### [DATA FOR REVIEW]
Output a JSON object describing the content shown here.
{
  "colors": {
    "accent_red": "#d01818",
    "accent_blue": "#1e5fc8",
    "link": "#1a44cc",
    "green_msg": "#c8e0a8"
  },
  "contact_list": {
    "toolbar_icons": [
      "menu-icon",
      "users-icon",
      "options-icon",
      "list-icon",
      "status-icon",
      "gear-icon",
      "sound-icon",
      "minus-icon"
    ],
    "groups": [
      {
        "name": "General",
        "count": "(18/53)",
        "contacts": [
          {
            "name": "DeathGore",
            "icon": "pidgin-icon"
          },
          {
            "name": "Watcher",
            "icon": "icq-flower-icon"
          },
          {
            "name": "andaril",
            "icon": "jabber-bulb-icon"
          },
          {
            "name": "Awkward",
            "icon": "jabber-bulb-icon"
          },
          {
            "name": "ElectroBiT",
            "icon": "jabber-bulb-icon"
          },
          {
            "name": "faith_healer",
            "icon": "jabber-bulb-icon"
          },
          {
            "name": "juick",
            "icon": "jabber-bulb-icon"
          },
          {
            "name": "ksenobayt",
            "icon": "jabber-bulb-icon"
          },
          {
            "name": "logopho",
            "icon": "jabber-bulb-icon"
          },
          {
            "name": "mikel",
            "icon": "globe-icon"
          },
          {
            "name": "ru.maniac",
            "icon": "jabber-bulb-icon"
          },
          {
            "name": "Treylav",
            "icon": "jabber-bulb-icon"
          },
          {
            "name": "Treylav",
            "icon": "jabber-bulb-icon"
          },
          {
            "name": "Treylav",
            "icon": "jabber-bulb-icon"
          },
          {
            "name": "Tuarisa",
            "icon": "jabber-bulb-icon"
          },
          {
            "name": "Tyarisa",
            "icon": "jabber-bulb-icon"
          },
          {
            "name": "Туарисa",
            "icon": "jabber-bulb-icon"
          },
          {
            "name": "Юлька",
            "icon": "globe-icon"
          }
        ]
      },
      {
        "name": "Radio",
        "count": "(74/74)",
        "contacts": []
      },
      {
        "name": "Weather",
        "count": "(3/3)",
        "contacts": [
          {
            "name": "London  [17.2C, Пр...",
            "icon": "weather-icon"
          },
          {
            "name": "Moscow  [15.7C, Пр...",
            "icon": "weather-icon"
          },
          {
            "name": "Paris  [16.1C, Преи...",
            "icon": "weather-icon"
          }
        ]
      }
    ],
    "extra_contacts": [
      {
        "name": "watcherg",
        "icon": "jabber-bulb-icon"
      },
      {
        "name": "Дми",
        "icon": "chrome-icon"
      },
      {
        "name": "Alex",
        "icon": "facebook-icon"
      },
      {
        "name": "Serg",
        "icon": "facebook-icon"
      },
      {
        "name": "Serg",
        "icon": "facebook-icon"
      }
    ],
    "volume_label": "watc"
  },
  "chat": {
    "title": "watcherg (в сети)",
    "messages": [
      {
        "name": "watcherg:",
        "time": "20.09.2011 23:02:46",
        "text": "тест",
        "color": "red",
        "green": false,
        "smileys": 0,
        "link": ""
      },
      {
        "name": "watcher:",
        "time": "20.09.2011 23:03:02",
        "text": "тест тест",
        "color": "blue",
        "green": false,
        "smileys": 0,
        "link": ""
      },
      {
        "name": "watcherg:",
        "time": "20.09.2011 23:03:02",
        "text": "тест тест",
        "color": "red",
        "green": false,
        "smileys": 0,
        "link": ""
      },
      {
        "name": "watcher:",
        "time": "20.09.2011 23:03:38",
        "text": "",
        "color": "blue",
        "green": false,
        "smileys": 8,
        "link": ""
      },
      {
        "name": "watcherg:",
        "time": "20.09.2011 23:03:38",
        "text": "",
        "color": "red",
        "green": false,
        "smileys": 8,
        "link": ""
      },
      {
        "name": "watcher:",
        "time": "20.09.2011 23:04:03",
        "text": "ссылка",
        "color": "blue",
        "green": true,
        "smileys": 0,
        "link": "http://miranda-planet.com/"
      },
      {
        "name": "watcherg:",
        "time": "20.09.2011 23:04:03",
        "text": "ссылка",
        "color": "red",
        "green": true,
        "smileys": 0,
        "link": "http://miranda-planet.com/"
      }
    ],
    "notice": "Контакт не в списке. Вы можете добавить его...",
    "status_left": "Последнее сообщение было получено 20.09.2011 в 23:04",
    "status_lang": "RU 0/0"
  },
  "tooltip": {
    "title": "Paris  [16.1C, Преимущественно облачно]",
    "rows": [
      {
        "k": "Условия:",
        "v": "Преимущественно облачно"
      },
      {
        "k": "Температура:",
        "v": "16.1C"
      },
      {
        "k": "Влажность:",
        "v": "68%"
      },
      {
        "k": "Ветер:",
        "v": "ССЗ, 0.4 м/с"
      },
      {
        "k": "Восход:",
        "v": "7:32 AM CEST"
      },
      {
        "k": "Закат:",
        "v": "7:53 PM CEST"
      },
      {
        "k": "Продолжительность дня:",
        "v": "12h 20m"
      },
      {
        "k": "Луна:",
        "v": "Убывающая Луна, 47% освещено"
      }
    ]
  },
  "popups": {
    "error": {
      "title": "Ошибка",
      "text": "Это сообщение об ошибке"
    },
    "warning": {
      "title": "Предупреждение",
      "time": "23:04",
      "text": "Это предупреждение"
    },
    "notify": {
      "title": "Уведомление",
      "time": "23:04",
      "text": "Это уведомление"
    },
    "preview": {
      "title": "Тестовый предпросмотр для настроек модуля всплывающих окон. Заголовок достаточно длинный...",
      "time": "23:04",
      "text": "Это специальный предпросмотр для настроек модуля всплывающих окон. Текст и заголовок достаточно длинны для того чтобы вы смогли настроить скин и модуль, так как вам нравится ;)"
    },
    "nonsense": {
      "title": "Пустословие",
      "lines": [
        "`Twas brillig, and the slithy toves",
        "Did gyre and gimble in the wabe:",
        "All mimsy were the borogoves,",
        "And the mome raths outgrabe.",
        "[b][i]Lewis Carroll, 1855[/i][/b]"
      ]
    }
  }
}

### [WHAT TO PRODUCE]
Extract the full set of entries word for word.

### [EXERCISE SOLUTION]
Output a JSON object describing the content shown here.
{
  "colors": {
    "accent_red": "#d01818",
    "accent_blue": "#1e5fc8",
    "link": "#1a44cc",
    "green_msg": "#c8e0a8"
  },
  "contact_list": {
    "toolbar_icons": [
      "menu-icon",
      "users-icon",
      "options-icon",
      "list-icon",
      "status-icon",
      "gear-icon",
      "sound-icon",
      "minus-icon"
    ],
    "groups": [
      {
        "name": "General",
        "count": "(18/53)",
        "contacts": [
          {
            "name": "DeathGore",
            "icon": "pidgin-icon"
          },
          {
            "name": "Watcher",
            "icon": "icq-flower-icon"
          },
          {
            "name": "andaril",
            "icon": "jabber-bulb-icon"
          },
          {
            "name": "Awkward",
            "icon": "jabber-bulb-icon"
          },
          {
            "name": "ElectroBiT",
            "icon": "jabber-bulb-icon"
          },
          {
            "name": "faith_healer",
            "icon": "jabber-bulb-icon"
          },
          {
            "name": "juick",
            "icon": "jabber-bulb-icon"
          },
          {
            "name": "ksenobayt",
            "icon": "jabber-bulb-icon"
          },
          {
            "name": "logopho",
            "icon": "jabber-bulb-icon"
          },
          {
            "name": "mikel",
            "icon": "globe-icon"
          },
          {
            "name": "ru.maniac",
            "icon": "jabber-bulb-icon"
          },
          {
            "name": "Treylav",
            "icon": "jabber-bulb-icon"
          },
          {
            "name": "Treylav",
            "icon": "jabber-bulb-icon"
          },
          {
            "name": "Treylav",
            "icon": "jabber-bulb-icon"
          },
          {
            "name": "Tuarisa",
            "icon": "jabber-bulb-icon"
          },
          {
            "name": "Tyarisa",
            "icon": "jabber-bulb-icon"
          },
          {
            "name": "Туарисa",
            "icon": "jabber-bulb-icon"
          },
          {
            "name": "Юлька",
            "icon": "globe-icon"
          }
        ]
      },
      {
        "name": "Radio",
        "count": "(74/74)",
        "contacts": []
      },
      {
        "name": "Weather",
        "count": "(3/3)",
        "contacts": [
          {
            "name": "London  [17.2C, Пр...",
            "icon": "weather-icon"
          },
          {
            "name": "Moscow  [15.7C, Пр...",
            "icon": "weather-icon"
          },
          {
            "name": "Paris  [16.1C, Преи...",
            "icon": "weather-icon"
          }
        ]
      }
    ],
    "extra_contacts": [
      {
        "name": "watcherg",
        "icon": "jabber-bulb-icon"
      },
      {
        "name": "Дми",
        "icon": "chrome-icon"
      },
      {
        "name": "Alex",
        "icon": "facebook-icon"
      },
      {
        "name": "Serg",
        "icon": "facebook-icon"
      },
      {
        "name": "Serg",
        "icon": "facebook-icon"
      }
    ],
    "volume_label": "watc"
  },
  "chat": {
    "title": "watcherg (в сети)",
    "messages": [
      {
        "name": "watcherg:",
        "time": "20.09.2011 23:02:46",
        "text": "тест",
        "color": "red",
        "green": false,
        "smileys": 0,
        "link": ""
      },
      {
        "name": "watcher:",
        "time": "20.09.2011 23:03:02",
        "text": "тест тест",
        "color": "blue",
        "green": false,
        "smileys": 0,
        "link": ""
      },
      {
        "name": "watcherg:",
        "time": "20.09.2011 23:03:02",
        "text": "тест тест",
        "color": "red",
        "green": false,
        "smileys": 0,
        "link": ""
      },
      {
        "name": "watcher:",
        "time": "20.09.2011 23:03:38",
        "text": "",
        "color": "blue",
        "green": false,
        "smileys": 8,
        "link": ""
      },
      {
        "name": "watcherg:",
        "time": "20.09.2011 23:03:38",
        "text": "",
        "color": "red",
        "green": false,
        "smileys": 8,
        "link": ""
      },
      {
        "name": "watcher:",
        "time": "20.09.2011 23:04:03",
        "text": "ссылка",
        "color": "blue",
        "green": true,
        "smileys": 0,
        "link": "http://miranda-planet.com/"
      },
      {
        "name": "watcherg:",
        "time": "20.09.2011 23:04:03",
        "text": "ссылка",
        "color": "red",
        "green": true,
        "smileys": 0,
        "link": "http://miranda-planet.com/"
      }
    ],
    "notice": "Контакт не в списке. Вы можете добавить его...",
    "status_left": "Последнее сообщение было получено 20.09.2011 в 23:04",
    "status_lang": "RU 0/0"
  },
  "tooltip": {
    "title": "Paris  [16.1C, Преимущественно облачно]",
    "rows": [
      {
        "k": "Условия:",
        "v": "Преимущественно облачно"
      },
      {
        "k": "Температура:",
        "v": "16.1C"
      },
      {
        "k": "Влажность:",
        "v": "68%"
      },
      {
        "k": "Ветер:",
        "v": "ССЗ, 0.4 м/с"
      },
      {
        "k": "Восход:",
        "v": "7:32 AM CEST"
      },
      {
        "k": "Закат:",
        "v": "7:53 PM CEST"
      },
      {
        "k": "Продолжительность дня:",
        "v": "12h 20m"
      },
      {
        "k": "Луна:",
        "v": "Убывающая Луна, 47% освещено"
      }
    ]
  },
  "popups": {
    "error": {
      "title": "Ошибка",
      "text": "Это сообщение об ошибке"
    },
    "warning": {
      "title": "Предупреждение",
      "time": "23:04",
      "text": "Это предупреждение"
    },
    "notify": {
      "title": "Уведомление",
      "time": "23:04",
      "text": "Это уведомление"
    },
    "preview": {
      "title": "Тестовый предпросмотр для настроек модуля всплывающих окон. Заголовок достаточно длинный...",
      "time": "23:04",
      "text": "Это специальный предпросмотр для настроек модуля всплывающих окон. Текст и заголовок достаточно длинны для того чтобы вы смогли настроить скин и модуль, так как вам нравится ;)"
    },
    "nonsense": {
      "title": "Пустословие",
      "lines": [
        "`Twas brillig, and the slithy toves",
        "Did gyre and gimble in the wabe:",
        "All mimsy were the borogoves,",
        "And the mome raths outgrabe.",
        "[b][i]Lewis Carroll, 1855[/i][/b]"
      ]
    }
  }
}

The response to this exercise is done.